INPUT RECORDS:
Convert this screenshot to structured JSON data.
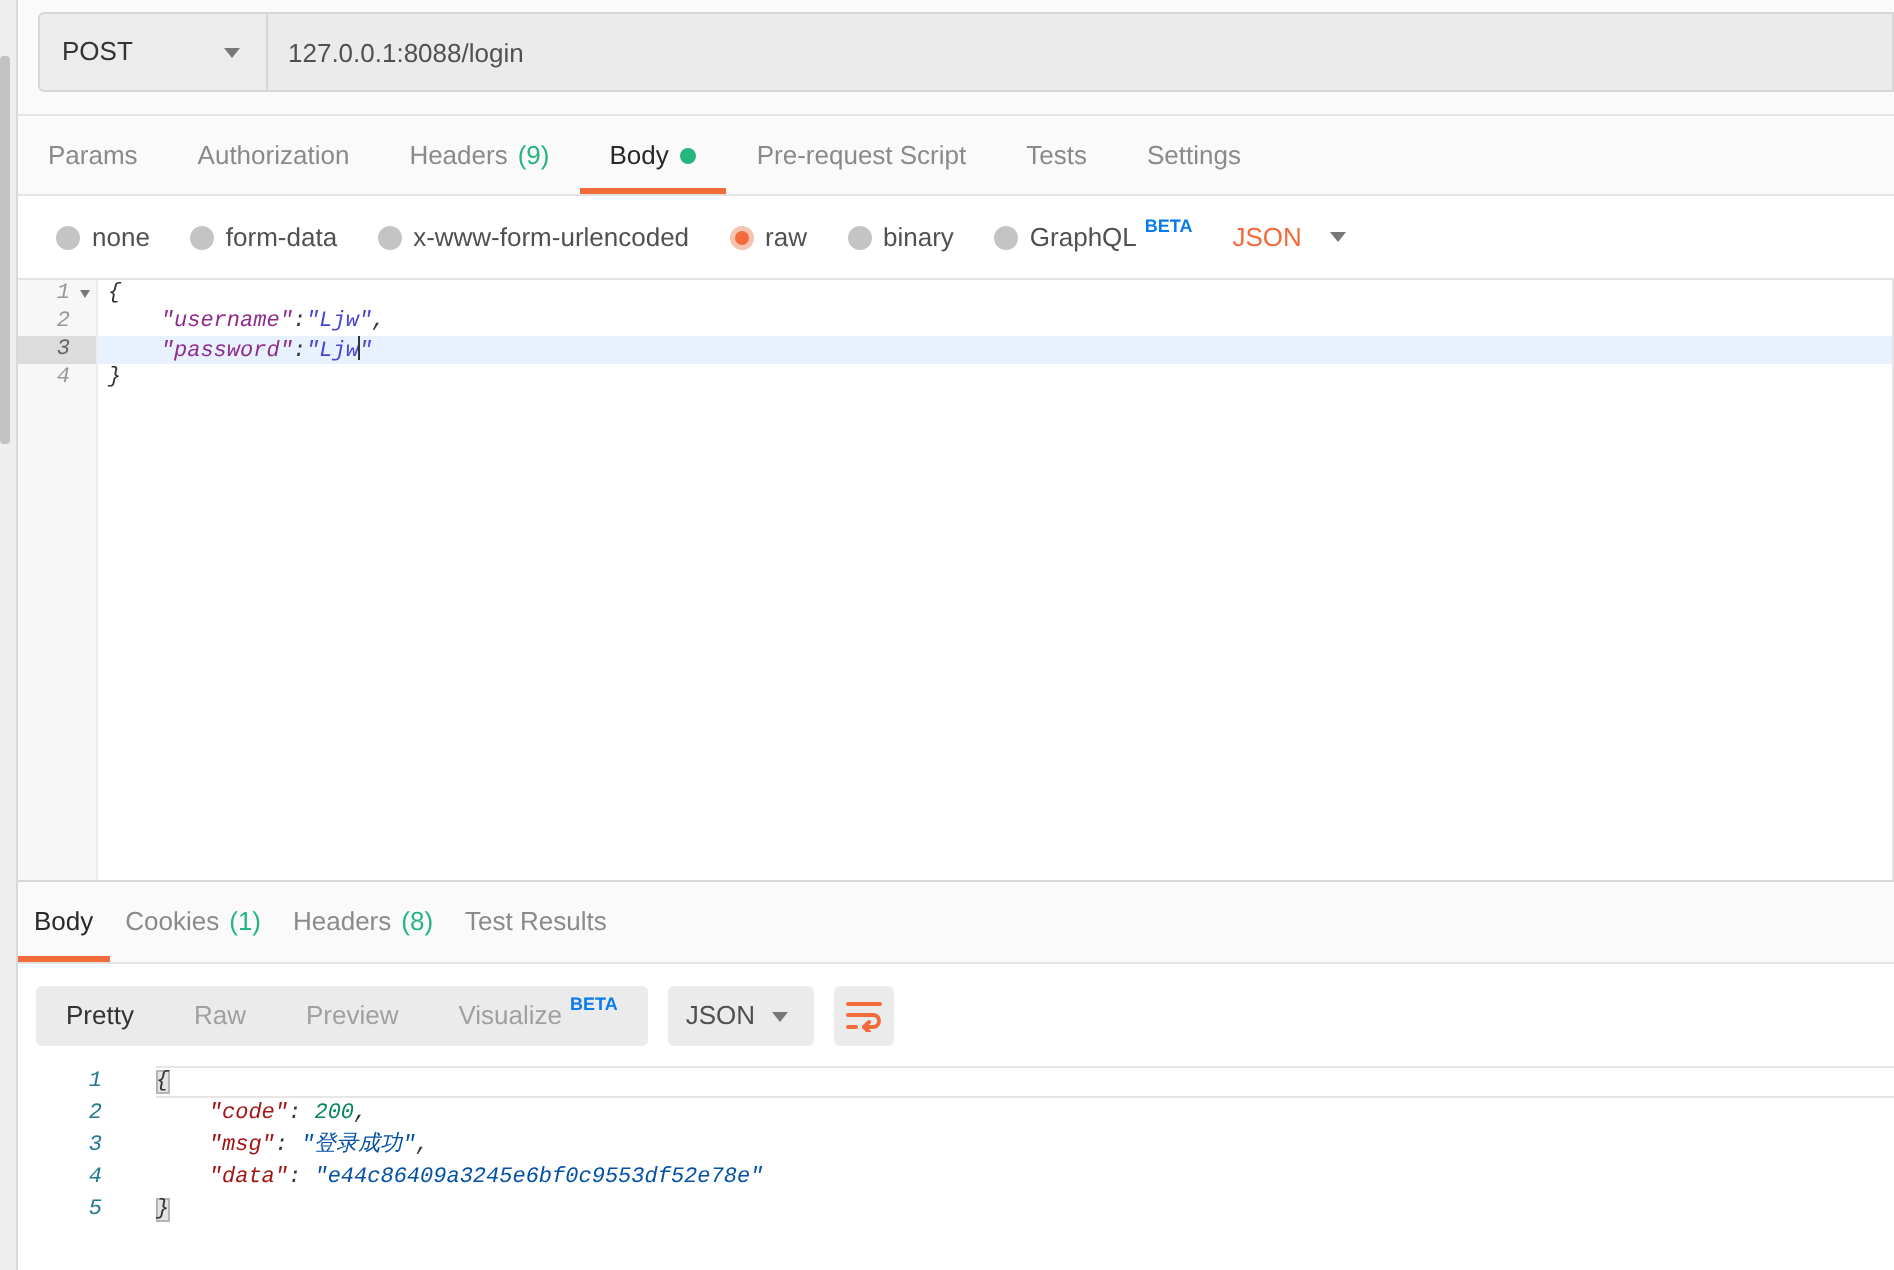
{
  "request": {
    "method": "POST",
    "url": "127.0.0.1:8088/login"
  },
  "request_tabs": [
    {
      "label": "Params",
      "selected": false
    },
    {
      "label": "Authorization",
      "selected": false
    },
    {
      "label": "Headers",
      "count": "(9)",
      "selected": false
    },
    {
      "label": "Body",
      "selected": true,
      "has_content": true
    },
    {
      "label": "Pre-request Script",
      "selected": false
    },
    {
      "label": "Tests",
      "selected": false
    },
    {
      "label": "Settings",
      "selected": false
    }
  ],
  "body_types": [
    {
      "label": "none",
      "selected": false
    },
    {
      "label": "form-data",
      "selected": false
    },
    {
      "label": "x-www-form-urlencoded",
      "selected": false
    },
    {
      "label": "raw",
      "selected": true
    },
    {
      "label": "binary",
      "selected": false
    },
    {
      "label": "GraphQL",
      "badge": "BETA",
      "selected": false
    }
  ],
  "body_format": {
    "label": "JSON"
  },
  "request_body": {
    "lines": [
      {
        "number": "1",
        "foldable": true,
        "active": false,
        "tokens": [
          {
            "kind": "punct",
            "text": "{"
          }
        ]
      },
      {
        "number": "2",
        "foldable": false,
        "active": false,
        "tokens": [
          {
            "kind": "key",
            "text": "    \"username\""
          },
          {
            "kind": "punct",
            "text": ":"
          },
          {
            "kind": "string",
            "text": "\"Ljw\""
          },
          {
            "kind": "punct",
            "text": ","
          }
        ]
      },
      {
        "number": "3",
        "foldable": false,
        "active": true,
        "tokens": [
          {
            "kind": "key",
            "text": "    \"password\""
          },
          {
            "kind": "punct",
            "text": ":"
          },
          {
            "kind": "string",
            "text": "\"Ljw"
          },
          {
            "kind": "cursor"
          },
          {
            "kind": "string",
            "text": "\""
          }
        ]
      },
      {
        "number": "4",
        "foldable": false,
        "active": false,
        "tokens": [
          {
            "kind": "punct",
            "text": "}"
          }
        ]
      }
    ]
  },
  "response_tabs": [
    {
      "label": "Body",
      "selected": true
    },
    {
      "label": "Cookies",
      "count": "(1)",
      "selected": false
    },
    {
      "label": "Headers",
      "count": "(8)",
      "selected": false
    },
    {
      "label": "Test Results",
      "selected": false
    }
  ],
  "view_modes": [
    {
      "label": "Pretty",
      "selected": true
    },
    {
      "label": "Raw",
      "selected": false
    },
    {
      "label": "Preview",
      "selected": false
    },
    {
      "label": "Visualize",
      "badge": "BETA",
      "selected": false
    }
  ],
  "response_format": {
    "label": "JSON"
  },
  "response_body": {
    "lines": [
      {
        "number": "1",
        "active": true,
        "tokens": [
          {
            "kind": "punct",
            "text": "{",
            "highlighted": true
          }
        ]
      },
      {
        "number": "2",
        "active": false,
        "tokens": [
          {
            "kind": "key",
            "text": "    \"code\"",
            "highlighted": false
          },
          {
            "kind": "punct",
            "text": ": ",
            "highlighted": false
          },
          {
            "kind": "number",
            "text": "200",
            "highlighted": false
          },
          {
            "kind": "punct",
            "text": ",",
            "highlighted": false
          }
        ]
      },
      {
        "number": "3",
        "active": false,
        "tokens": [
          {
            "kind": "key",
            "text": "    \"msg\"",
            "highlighted": false
          },
          {
            "kind": "punct",
            "text": ": ",
            "highlighted": false
          },
          {
            "kind": "string",
            "text": "\"登录成功\"",
            "highlighted": false
          },
          {
            "kind": "punct",
            "text": ",",
            "highlighted": false
          }
        ]
      },
      {
        "number": "4",
        "active": false,
        "tokens": [
          {
            "kind": "key",
            "text": "    \"data\"",
            "highlighted": false
          },
          {
            "kind": "punct",
            "text": ": ",
            "highlighted": false
          },
          {
            "kind": "string",
            "text": "\"e44c86409a3245e6bf0c9553df52e78e\"",
            "highlighted": false
          }
        ]
      },
      {
        "number": "5",
        "active": false,
        "tokens": [
          {
            "kind": "punct",
            "text": "}",
            "highlighted": true
          }
        ]
      }
    ]
  }
}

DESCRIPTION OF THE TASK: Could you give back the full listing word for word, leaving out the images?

EXPECTED ANSWER:
Convert this screenshot to structured JSON data.
{
  "request": {
    "method": "POST",
    "url": "127.0.0.1:8088/login"
  },
  "request_tabs": [
    {
      "label": "Params",
      "selected": false
    },
    {
      "label": "Authorization",
      "selected": false
    },
    {
      "label": "Headers",
      "count": "(9)",
      "selected": false
    },
    {
      "label": "Body",
      "selected": true,
      "has_content": true
    },
    {
      "label": "Pre-request Script",
      "selected": false
    },
    {
      "label": "Tests",
      "selected": false
    },
    {
      "label": "Settings",
      "selected": false
    }
  ],
  "body_types": [
    {
      "label": "none",
      "selected": false
    },
    {
      "label": "form-data",
      "selected": false
    },
    {
      "label": "x-www-form-urlencoded",
      "selected": false
    },
    {
      "label": "raw",
      "selected": true
    },
    {
      "label": "binary",
      "selected": false
    },
    {
      "label": "GraphQL",
      "badge": "BETA",
      "selected": false
    }
  ],
  "body_format": {
    "label": "JSON"
  },
  "request_body": {
    "lines": [
      {
        "number": "1",
        "foldable": true,
        "active": false,
        "tokens": [
          {
            "kind": "punct",
            "text": "{"
          }
        ]
      },
      {
        "number": "2",
        "foldable": false,
        "active": false,
        "tokens": [
          {
            "kind": "key",
            "text": "    \"username\""
          },
          {
            "kind": "punct",
            "text": ":"
          },
          {
            "kind": "string",
            "text": "\"Ljw\""
          },
          {
            "kind": "punct",
            "text": ","
          }
        ]
      },
      {
        "number": "3",
        "foldable": false,
        "active": true,
        "tokens": [
          {
            "kind": "key",
            "text": "    \"password\""
          },
          {
            "kind": "punct",
            "text": ":"
          },
          {
            "kind": "string",
            "text": "\"Ljw"
          },
          {
            "kind": "cursor"
          },
          {
            "kind": "string",
            "text": "\""
          }
        ]
      },
      {
        "number": "4",
        "foldable": false,
        "active": false,
        "tokens": [
          {
            "kind": "punct",
            "text": "}"
          }
        ]
      }
    ]
  },
  "response_tabs": [
    {
      "label": "Body",
      "selected": true
    },
    {
      "label": "Cookies",
      "count": "(1)",
      "selected": false
    },
    {
      "label": "Headers",
      "count": "(8)",
      "selected": false
    },
    {
      "label": "Test Results",
      "selected": false
    }
  ],
  "view_modes": [
    {
      "label": "Pretty",
      "selected": true
    },
    {
      "label": "Raw",
      "selected": false
    },
    {
      "label": "Preview",
      "selected": false
    },
    {
      "label": "Visualize",
      "badge": "BETA",
      "selected": false
    }
  ],
  "response_format": {
    "label": "JSON"
  },
  "response_body": {
    "lines": [
      {
        "number": "1",
        "active": true,
        "tokens": [
          {
            "kind": "punct",
            "text": "{",
            "highlighted": true
          }
        ]
      },
      {
        "number": "2",
        "active": false,
        "tokens": [
          {
            "kind": "key",
            "text": "    \"code\"",
            "highlighted": false
          },
          {
            "kind": "punct",
            "text": ": ",
            "highlighted": false
          },
          {
            "kind": "number",
            "text": "200",
            "highlighted": false
          },
          {
            "kind": "punct",
            "text": ",",
            "highlighted": false
          }
        ]
      },
      {
        "number": "3",
        "active": false,
        "tokens": [
          {
            "kind": "key",
            "text": "    \"msg\"",
            "highlighted": false
          },
          {
            "kind": "punct",
            "text": ": ",
            "highlighted": false
          },
          {
            "kind": "string",
            "text": "\"登录成功\"",
            "highlighted": false
          },
          {
            "kind": "punct",
            "text": ",",
            "highlighted": false
          }
        ]
      },
      {
        "number": "4",
        "active": false,
        "tokens": [
          {
            "kind": "key",
            "text": "    \"data\"",
            "highlighted": false
          },
          {
            "kind": "punct",
            "text": ": ",
            "highlighted": false
          },
          {
            "kind": "string",
            "text": "\"e44c86409a3245e6bf0c9553df52e78e\"",
            "highlighted": false
          }
        ]
      },
      {
        "number": "5",
        "active": false,
        "tokens": [
          {
            "kind": "punct",
            "text": "}",
            "highlighted": true
          }
        ]
      }
    ]
  }
}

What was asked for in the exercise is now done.